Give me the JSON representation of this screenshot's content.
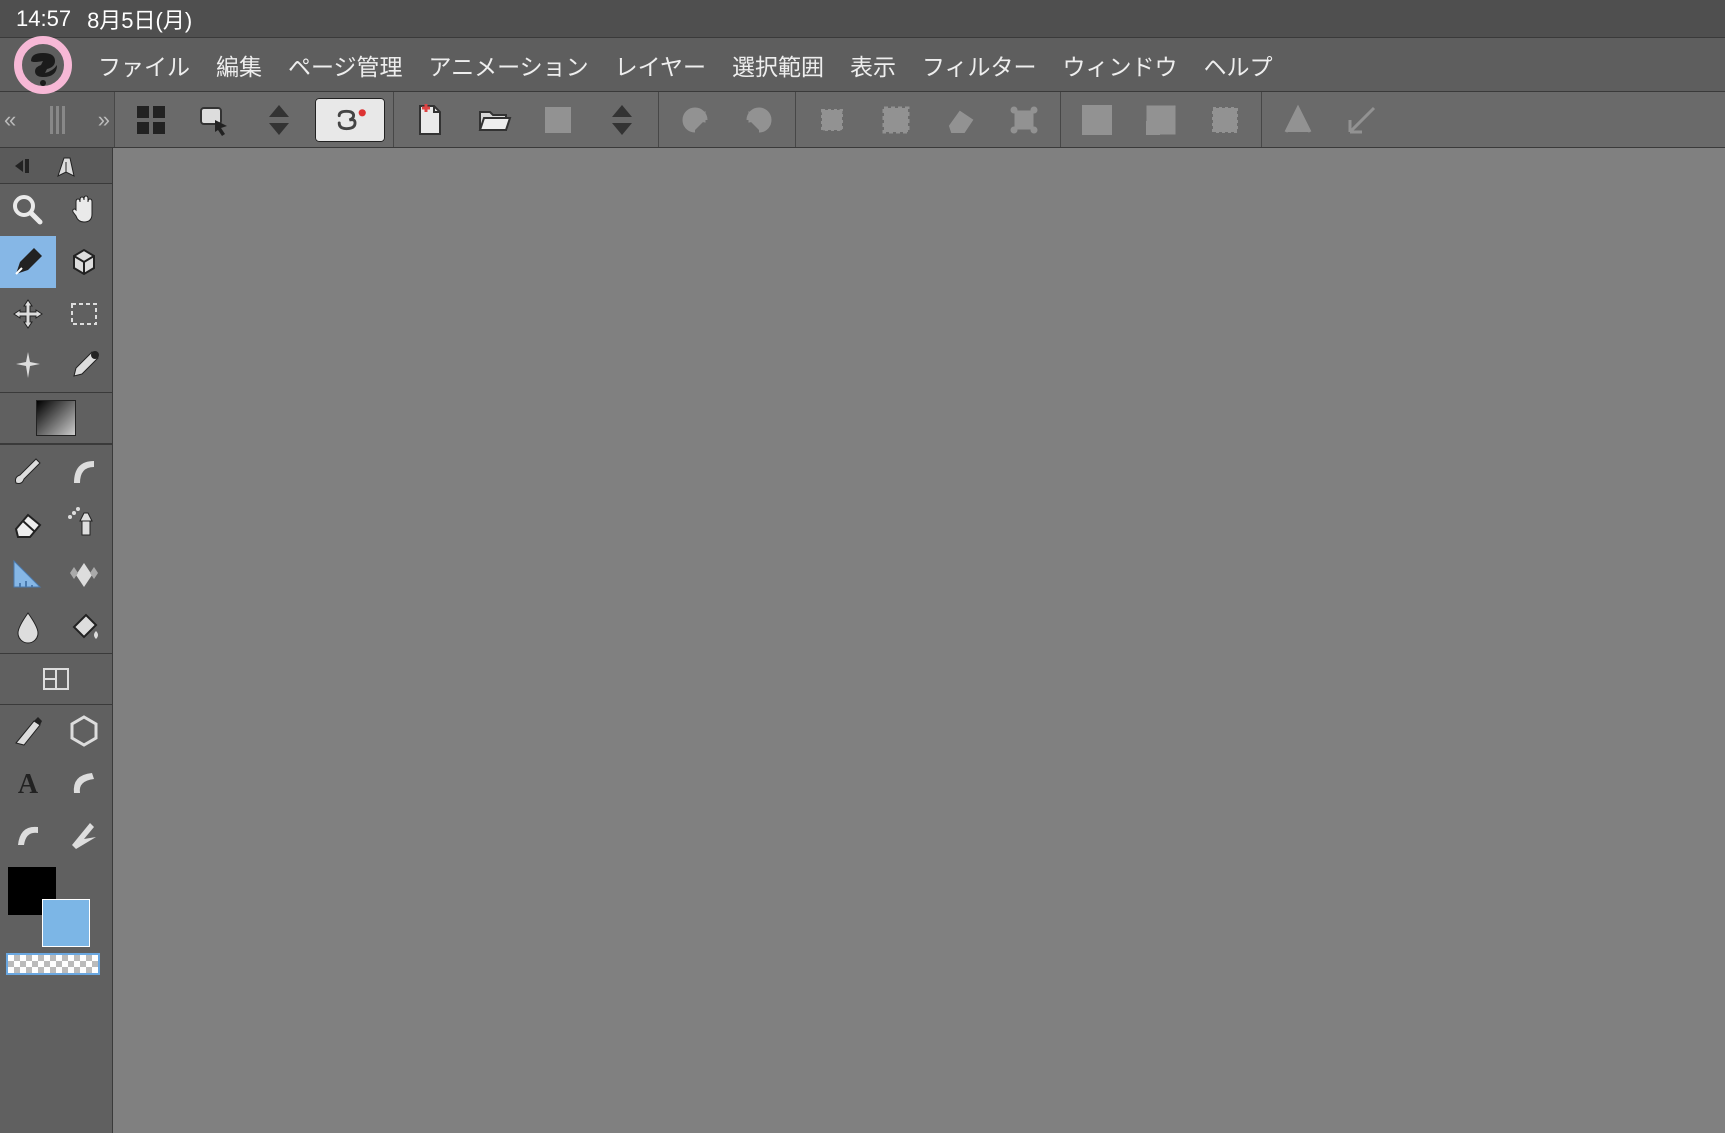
{
  "status": {
    "time": "14:57",
    "date": "8月5日(月)"
  },
  "app_icon": "clip-studio-logo",
  "menu": {
    "items": [
      "ファイル",
      "編集",
      "ページ管理",
      "アニメーション",
      "レイヤー",
      "選択範囲",
      "表示",
      "フィルター",
      "ウィンドウ",
      "ヘルプ"
    ]
  },
  "commandbar": {
    "nav_left": "«",
    "nav_right": "»",
    "groups": [
      {
        "name": "quick-access",
        "buttons": [
          {
            "id": "quick-access-btn",
            "icon": "four-squares",
            "interactable": true
          },
          {
            "id": "assets-btn",
            "icon": "asset-cursor",
            "interactable": true
          },
          {
            "id": "stepper-1",
            "icon": "stepper",
            "interactable": true
          },
          {
            "id": "clip-btn",
            "icon": "clip-logo-rec",
            "interactable": true,
            "active": true
          }
        ]
      },
      {
        "name": "file",
        "buttons": [
          {
            "id": "new-file-btn",
            "icon": "new-file",
            "interactable": true
          },
          {
            "id": "open-file-btn",
            "icon": "open-folder",
            "interactable": true
          },
          {
            "id": "save-btn",
            "icon": "save",
            "interactable": true,
            "disabled": true
          },
          {
            "id": "stepper-2",
            "icon": "stepper",
            "interactable": true
          }
        ]
      },
      {
        "name": "undo",
        "buttons": [
          {
            "id": "undo-btn",
            "icon": "undo",
            "interactable": true,
            "disabled": true
          },
          {
            "id": "redo-btn",
            "icon": "redo",
            "interactable": true,
            "disabled": true
          }
        ]
      },
      {
        "name": "selection",
        "buttons": [
          {
            "id": "deselect-btn",
            "icon": "deselect",
            "interactable": true,
            "disabled": true
          },
          {
            "id": "select-all-btn",
            "icon": "select-all",
            "interactable": true,
            "disabled": true
          },
          {
            "id": "clear-btn",
            "icon": "clear",
            "interactable": true,
            "disabled": true
          },
          {
            "id": "fit-btn",
            "icon": "fit",
            "interactable": true,
            "disabled": true
          }
        ]
      },
      {
        "name": "transform",
        "buttons": [
          {
            "id": "scale-down-btn",
            "icon": "scale-down",
            "interactable": true,
            "disabled": true
          },
          {
            "id": "scale-up-btn",
            "icon": "scale-up",
            "interactable": true,
            "disabled": true
          },
          {
            "id": "crop-btn",
            "icon": "crop",
            "interactable": true,
            "disabled": true
          }
        ]
      },
      {
        "name": "snap",
        "buttons": [
          {
            "id": "snap-off-btn",
            "icon": "snap-off",
            "interactable": true,
            "disabled": true
          },
          {
            "id": "snap-on-btn",
            "icon": "snap-on",
            "interactable": true,
            "disabled": true
          }
        ]
      }
    ]
  },
  "toolbox": {
    "subtool_open": true,
    "tools": [
      {
        "id": "zoom-tool",
        "icon": "magnifier",
        "selected": false
      },
      {
        "id": "hand-tool",
        "icon": "hand",
        "selected": false
      },
      {
        "id": "pen-tool",
        "icon": "pen",
        "selected": true
      },
      {
        "id": "3d-tool",
        "icon": "cube",
        "selected": false
      },
      {
        "id": "move-tool",
        "icon": "move-arrows",
        "selected": false
      },
      {
        "id": "marquee-tool",
        "icon": "marquee",
        "selected": false
      },
      {
        "id": "wand-tool",
        "icon": "spark",
        "selected": false
      },
      {
        "id": "eyedropper-tool",
        "icon": "eyedropper",
        "selected": false
      }
    ],
    "paint_tools": [
      {
        "id": "brush-tool",
        "icon": "brush"
      },
      {
        "id": "curve-brush-tool",
        "icon": "curve"
      },
      {
        "id": "eraser-tool",
        "icon": "eraser"
      },
      {
        "id": "airbrush-tool",
        "icon": "airbrush"
      },
      {
        "id": "ruler-tool",
        "icon": "ruler"
      },
      {
        "id": "decoration-tool",
        "icon": "diamond-pattern"
      },
      {
        "id": "blend-tool",
        "icon": "droplet"
      },
      {
        "id": "fill-tool",
        "icon": "bucket"
      }
    ],
    "frame_tool": {
      "id": "frame-tool",
      "icon": "frame"
    },
    "shape_tools": [
      {
        "id": "linework-tool",
        "icon": "linework"
      },
      {
        "id": "shape-tool",
        "icon": "hexagon"
      },
      {
        "id": "text-tool",
        "icon": "text-a"
      },
      {
        "id": "balloon-tool",
        "icon": "balloon-tail"
      },
      {
        "id": "correction-tool",
        "icon": "curve2"
      },
      {
        "id": "stream-tool",
        "icon": "flash-arrow"
      }
    ],
    "colors": {
      "foreground": "#000000",
      "background": "#7cb6e6",
      "transparent_selected": true
    }
  }
}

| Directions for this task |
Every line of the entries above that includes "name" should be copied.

| Task result |
        "name": "quick-access",
        "name": "file",
        "name": "undo",
        "name": "selection",
        "name": "transform",
        "name": "snap",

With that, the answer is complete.